We couldn’t go down to the river whenever the whim hit us. The hydroelectric dam had to generate electricity somehow, and that meant significant fluctuations in water levels. Being on the river during generation hours was a bad idea, unless drowning or being smashed to bits against trees was the goal.
Entertaining ourselves indoors was never a problem. We often improvised duets at his house, with either our band instruments (low brass), or Chris’ Roland keyboard. His eventual career in the recording industry was no surprise.
Back then, VCR’s were fairly new to home users. My family lagged so far behind on this technological front that we never owned a top-loading VCR. Chris and his dad had one at their house, however, and it was there that he and I watched movies bootlegged in Korea. Brought over by a friend of his dad, they obviously had been recorded, Seinfeld Death Blow-style, by a camcorder operator with the nervous shakes. We didn’t care that there were Korean subtitles on the screen; it was a huge thrill to see Raiders of the Lost Ark in somebody’s house when it was still in American theaters. We also enjoyed other titles — The Adventures of Buckaroo Banzai Across the 8th Dimension, Silverado, Blazing Saddles and Ishtar (okay, so we enjoyed some of them).
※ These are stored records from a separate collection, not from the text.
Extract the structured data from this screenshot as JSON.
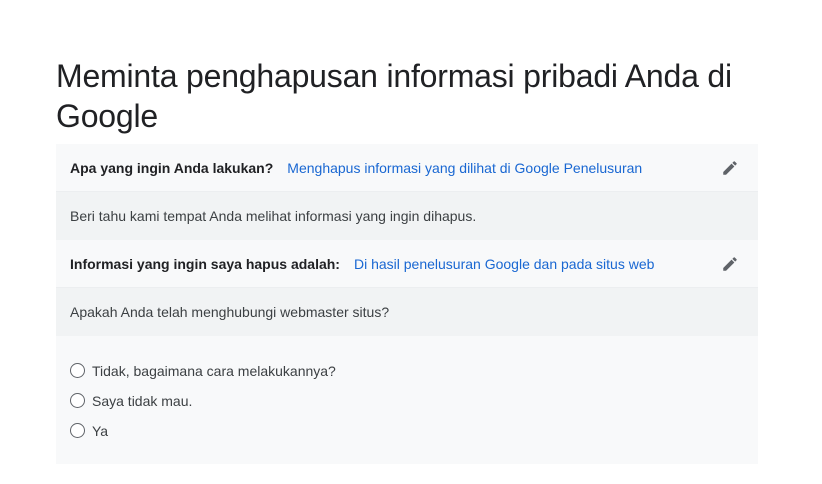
{
  "page": {
    "title": "Meminta penghapusan informasi pribadi Anda di Google"
  },
  "steps": [
    {
      "label": "Apa yang ingin Anda lakukan?",
      "value": "Menghapus informasi yang dilihat di Google Penelusuran",
      "edit_icon": "pencil-icon"
    },
    {
      "label": "Informasi yang ingin saya hapus adalah:",
      "value": "Di hasil penelusuran Google dan pada situs web",
      "edit_icon": "pencil-icon"
    }
  ],
  "prompts": {
    "where_seen": "Beri tahu kami tempat Anda melihat informasi yang ingin dihapus.",
    "webmaster_question": "Apakah Anda telah menghubungi webmaster situs?"
  },
  "options": [
    {
      "label": "Tidak, bagaimana cara melakukannya?",
      "selected": false
    },
    {
      "label": "Saya tidak mau.",
      "selected": false
    },
    {
      "label": "Ya",
      "selected": false
    }
  ],
  "colors": {
    "link": "#1967d2",
    "summary_bg": "#f8f9fa",
    "question_bg": "#f1f3f4",
    "icon": "#5f6368"
  }
}
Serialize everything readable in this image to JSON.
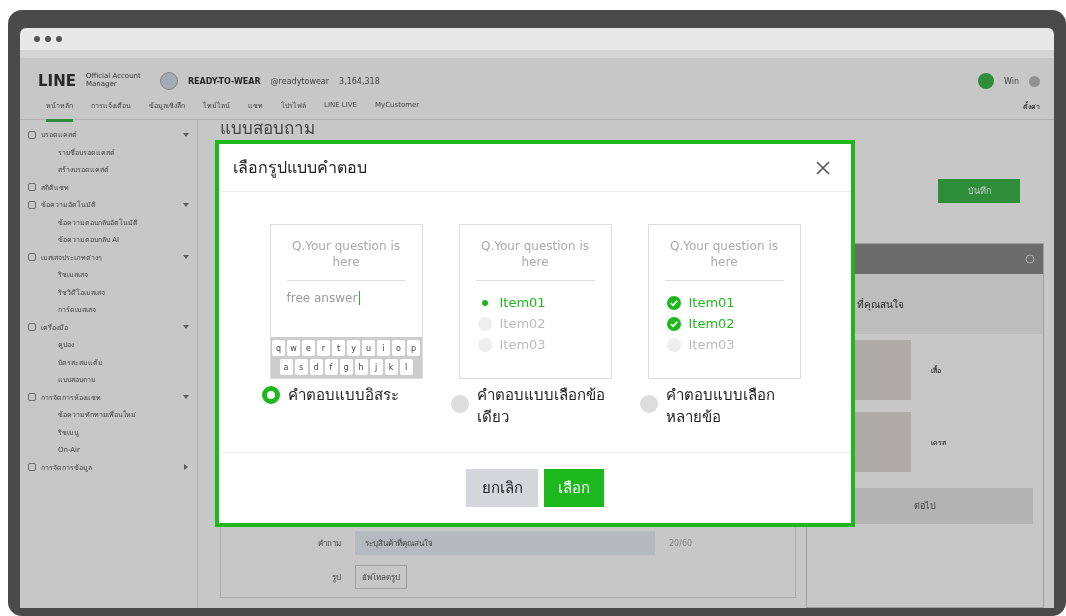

Chris and I never got into arguments, and we always had fun. Although he had more sheer brainpower than I, and I never got into chess or Dune, we clicked intellectually, too. We both liked nerdy stuff, but girls just as much. Somehow, we did fairly well at each but never butted heads in competition.